For a long time now, we’ve considered autism to be more prevalent in boys than girls. Some statistics estimate that the ratio is one girl for every four boys diagnosed with autism. We’re not a hundred percent sure why this is, but experts suspect that a proportion of the discrepancy is due to girls being overlooked and under-diagnosed.
However, another proportion of the discrepancy may be biological, and researchers recently found evidence that this may be the case.
The study, conducted by Dr. Christine Ecker of Goethe University in Germany, used MRIs to examine the brains of 98 adults on the spectrum and 98 neurotypical adults. Half the subjects in each group were male, and the other half of the subjects in each group were female.

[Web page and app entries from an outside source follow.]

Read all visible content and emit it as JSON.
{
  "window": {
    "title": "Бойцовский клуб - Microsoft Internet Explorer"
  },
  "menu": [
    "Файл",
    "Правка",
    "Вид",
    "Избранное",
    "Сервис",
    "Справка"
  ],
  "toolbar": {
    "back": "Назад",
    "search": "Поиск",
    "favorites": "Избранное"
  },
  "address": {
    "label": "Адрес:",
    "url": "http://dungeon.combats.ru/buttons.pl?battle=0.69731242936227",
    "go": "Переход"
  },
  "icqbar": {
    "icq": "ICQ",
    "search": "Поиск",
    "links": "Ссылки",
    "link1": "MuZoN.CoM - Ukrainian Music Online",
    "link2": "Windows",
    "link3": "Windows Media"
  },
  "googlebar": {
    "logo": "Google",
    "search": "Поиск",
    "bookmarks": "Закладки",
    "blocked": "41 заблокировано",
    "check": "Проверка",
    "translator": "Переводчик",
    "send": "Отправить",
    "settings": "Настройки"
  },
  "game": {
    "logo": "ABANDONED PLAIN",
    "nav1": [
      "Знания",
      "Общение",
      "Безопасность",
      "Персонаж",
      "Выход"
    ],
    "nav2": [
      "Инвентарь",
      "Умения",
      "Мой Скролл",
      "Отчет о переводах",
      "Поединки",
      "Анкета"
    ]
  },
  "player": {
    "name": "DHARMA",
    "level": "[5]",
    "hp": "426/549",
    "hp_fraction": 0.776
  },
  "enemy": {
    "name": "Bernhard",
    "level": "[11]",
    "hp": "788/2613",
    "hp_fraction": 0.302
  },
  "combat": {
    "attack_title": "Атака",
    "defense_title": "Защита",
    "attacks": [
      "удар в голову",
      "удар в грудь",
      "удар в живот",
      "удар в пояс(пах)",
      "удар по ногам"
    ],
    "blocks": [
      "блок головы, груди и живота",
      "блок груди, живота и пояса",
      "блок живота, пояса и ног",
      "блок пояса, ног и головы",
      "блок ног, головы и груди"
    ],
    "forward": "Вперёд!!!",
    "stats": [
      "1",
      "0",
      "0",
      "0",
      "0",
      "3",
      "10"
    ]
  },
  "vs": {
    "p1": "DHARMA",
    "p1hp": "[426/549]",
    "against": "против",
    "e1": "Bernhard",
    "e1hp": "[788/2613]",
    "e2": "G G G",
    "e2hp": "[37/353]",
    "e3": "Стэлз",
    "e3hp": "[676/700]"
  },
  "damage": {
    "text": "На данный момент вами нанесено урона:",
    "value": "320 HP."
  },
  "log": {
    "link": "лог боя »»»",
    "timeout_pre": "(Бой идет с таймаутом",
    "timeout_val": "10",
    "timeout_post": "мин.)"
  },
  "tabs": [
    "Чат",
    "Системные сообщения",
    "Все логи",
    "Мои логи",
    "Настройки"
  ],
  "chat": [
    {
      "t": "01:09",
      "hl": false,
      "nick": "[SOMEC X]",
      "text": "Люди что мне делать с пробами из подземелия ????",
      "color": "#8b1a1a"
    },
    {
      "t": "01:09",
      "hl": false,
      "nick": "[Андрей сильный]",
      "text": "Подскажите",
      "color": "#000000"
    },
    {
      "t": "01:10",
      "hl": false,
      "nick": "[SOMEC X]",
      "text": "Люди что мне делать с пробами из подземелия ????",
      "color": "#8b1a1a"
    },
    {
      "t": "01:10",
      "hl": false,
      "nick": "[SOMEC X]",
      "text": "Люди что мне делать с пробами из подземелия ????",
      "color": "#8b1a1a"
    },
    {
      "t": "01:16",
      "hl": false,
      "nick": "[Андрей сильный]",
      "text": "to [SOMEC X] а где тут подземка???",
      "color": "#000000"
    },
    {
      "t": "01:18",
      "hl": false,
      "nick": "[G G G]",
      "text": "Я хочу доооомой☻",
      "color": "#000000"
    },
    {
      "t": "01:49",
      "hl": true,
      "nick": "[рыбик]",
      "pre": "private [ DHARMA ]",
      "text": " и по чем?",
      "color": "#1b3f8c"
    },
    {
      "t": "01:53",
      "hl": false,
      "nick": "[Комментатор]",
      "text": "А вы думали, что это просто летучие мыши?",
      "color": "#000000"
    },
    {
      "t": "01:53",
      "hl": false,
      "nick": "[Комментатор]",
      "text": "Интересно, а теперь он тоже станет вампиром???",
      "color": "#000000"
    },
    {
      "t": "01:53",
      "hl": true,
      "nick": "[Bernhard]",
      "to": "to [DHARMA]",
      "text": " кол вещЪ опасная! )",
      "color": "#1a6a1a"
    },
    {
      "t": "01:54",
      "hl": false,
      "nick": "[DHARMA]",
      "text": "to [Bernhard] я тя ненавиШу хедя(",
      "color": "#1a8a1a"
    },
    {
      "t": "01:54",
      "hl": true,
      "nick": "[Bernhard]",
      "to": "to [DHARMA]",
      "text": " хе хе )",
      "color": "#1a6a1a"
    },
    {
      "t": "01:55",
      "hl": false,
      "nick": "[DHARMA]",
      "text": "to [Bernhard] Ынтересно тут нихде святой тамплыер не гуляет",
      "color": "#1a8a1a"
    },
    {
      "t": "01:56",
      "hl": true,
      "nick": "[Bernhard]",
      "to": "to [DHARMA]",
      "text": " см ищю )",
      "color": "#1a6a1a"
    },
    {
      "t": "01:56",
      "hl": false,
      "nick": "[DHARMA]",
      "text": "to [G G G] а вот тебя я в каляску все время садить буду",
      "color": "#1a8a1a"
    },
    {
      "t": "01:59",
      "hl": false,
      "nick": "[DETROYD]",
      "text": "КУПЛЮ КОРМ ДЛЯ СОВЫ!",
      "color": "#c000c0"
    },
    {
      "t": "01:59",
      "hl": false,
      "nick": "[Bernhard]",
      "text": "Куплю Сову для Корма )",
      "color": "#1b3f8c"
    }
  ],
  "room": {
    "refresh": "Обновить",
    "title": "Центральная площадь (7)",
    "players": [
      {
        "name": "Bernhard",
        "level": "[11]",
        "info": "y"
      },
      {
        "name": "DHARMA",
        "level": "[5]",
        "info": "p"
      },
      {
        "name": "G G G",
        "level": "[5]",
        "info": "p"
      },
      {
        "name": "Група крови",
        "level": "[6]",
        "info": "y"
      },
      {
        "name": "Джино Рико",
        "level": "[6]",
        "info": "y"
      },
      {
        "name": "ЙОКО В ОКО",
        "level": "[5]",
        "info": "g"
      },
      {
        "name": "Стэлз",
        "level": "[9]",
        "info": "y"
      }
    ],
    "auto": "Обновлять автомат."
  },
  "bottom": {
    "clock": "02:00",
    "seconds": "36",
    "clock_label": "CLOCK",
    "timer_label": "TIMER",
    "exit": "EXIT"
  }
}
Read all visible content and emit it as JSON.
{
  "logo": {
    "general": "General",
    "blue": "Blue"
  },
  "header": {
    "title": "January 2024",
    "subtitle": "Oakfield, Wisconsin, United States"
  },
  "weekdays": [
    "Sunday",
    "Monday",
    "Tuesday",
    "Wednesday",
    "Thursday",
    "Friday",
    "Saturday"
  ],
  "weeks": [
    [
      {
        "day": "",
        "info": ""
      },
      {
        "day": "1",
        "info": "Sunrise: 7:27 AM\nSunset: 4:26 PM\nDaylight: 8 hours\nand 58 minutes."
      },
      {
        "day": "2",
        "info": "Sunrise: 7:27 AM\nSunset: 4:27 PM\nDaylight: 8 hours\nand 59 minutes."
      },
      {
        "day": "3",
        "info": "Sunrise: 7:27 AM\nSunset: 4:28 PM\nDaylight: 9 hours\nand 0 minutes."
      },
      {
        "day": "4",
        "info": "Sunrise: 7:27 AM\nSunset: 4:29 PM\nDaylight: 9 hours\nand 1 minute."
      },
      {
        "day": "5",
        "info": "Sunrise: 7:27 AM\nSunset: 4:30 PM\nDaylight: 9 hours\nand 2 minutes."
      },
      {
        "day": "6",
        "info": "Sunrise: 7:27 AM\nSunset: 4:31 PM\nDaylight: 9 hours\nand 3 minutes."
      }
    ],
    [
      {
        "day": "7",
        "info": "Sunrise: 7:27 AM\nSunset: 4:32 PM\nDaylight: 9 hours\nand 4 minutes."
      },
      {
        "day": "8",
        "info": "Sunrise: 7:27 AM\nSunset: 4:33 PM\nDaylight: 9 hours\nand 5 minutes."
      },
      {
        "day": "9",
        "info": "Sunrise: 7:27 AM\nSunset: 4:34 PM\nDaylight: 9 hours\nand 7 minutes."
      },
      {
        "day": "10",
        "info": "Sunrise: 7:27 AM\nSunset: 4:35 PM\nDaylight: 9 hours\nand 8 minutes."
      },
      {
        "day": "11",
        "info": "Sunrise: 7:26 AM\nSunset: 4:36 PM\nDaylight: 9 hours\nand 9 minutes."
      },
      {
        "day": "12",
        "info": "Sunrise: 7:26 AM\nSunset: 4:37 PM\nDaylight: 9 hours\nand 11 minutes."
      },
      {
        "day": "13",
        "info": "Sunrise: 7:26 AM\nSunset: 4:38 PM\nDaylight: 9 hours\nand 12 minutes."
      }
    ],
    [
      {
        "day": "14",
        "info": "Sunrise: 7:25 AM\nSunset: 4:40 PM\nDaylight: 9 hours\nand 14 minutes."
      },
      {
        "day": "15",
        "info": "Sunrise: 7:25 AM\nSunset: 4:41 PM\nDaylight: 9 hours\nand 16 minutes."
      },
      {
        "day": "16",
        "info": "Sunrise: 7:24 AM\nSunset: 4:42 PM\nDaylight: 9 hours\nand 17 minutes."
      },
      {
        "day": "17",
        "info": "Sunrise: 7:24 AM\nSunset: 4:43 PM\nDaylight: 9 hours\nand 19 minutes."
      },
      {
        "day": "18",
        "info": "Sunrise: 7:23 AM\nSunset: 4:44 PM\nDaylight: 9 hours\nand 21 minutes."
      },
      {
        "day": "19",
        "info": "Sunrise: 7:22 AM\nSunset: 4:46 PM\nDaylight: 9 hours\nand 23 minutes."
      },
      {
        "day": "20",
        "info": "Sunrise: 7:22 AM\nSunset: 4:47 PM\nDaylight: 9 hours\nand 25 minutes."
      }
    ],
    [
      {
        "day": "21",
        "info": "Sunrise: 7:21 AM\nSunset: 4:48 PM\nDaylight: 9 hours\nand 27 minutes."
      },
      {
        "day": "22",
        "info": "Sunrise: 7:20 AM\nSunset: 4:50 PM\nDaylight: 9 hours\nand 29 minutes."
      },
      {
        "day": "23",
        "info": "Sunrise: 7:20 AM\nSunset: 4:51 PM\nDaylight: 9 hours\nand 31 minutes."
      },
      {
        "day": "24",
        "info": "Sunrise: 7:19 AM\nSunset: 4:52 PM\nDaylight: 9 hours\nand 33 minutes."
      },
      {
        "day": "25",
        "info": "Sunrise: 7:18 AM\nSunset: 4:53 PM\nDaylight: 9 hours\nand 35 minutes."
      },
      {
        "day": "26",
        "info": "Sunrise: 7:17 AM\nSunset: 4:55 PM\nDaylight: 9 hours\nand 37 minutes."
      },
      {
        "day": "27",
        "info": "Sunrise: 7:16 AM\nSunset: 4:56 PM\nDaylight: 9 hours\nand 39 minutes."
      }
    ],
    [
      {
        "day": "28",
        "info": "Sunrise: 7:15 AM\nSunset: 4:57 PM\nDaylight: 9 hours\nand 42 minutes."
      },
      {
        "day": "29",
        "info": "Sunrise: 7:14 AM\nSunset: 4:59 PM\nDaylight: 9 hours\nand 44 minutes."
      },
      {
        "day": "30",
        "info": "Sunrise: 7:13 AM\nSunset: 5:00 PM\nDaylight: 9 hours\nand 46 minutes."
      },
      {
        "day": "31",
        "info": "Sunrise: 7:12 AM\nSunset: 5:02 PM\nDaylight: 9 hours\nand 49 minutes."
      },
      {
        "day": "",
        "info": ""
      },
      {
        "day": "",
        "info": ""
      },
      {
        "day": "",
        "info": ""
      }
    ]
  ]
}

Before we go on, I should tell you: there are structural differences between female brains and male brains. Male brains, for example, tend to have thinner cerebral cortexes. The cerebral cortex is the outside, wrinkly-looking layer of the brain that is involved in lots of the functions that make us human, such as language, emotion, and thought.
For the purpose of this study, Ecker and her colleagues measured the thickness of each participant’s cerebral cortex. They found that the autistic, male brains resembled the neurotypical, male brains. However, in terms of cortex thickness, the autistic, female brains better resembled male brains.
Researchers aren’t sure exactly what this means—whether a masculine brain structure could be a cause of autism or just a symptom of it. Nor do we know if cortex thickness changes brain function in any way. Furthermore, the sample size was too small to firmly conclude whether these differences in brain structure were actually significant or meaningful.
However, the study does provide evidence that there might be a biological component behind autism’s gender discrepancy…perhaps in addition to the very likely fact that girls with autism often fall through the cracks? Only time and further research will tell.Whizzco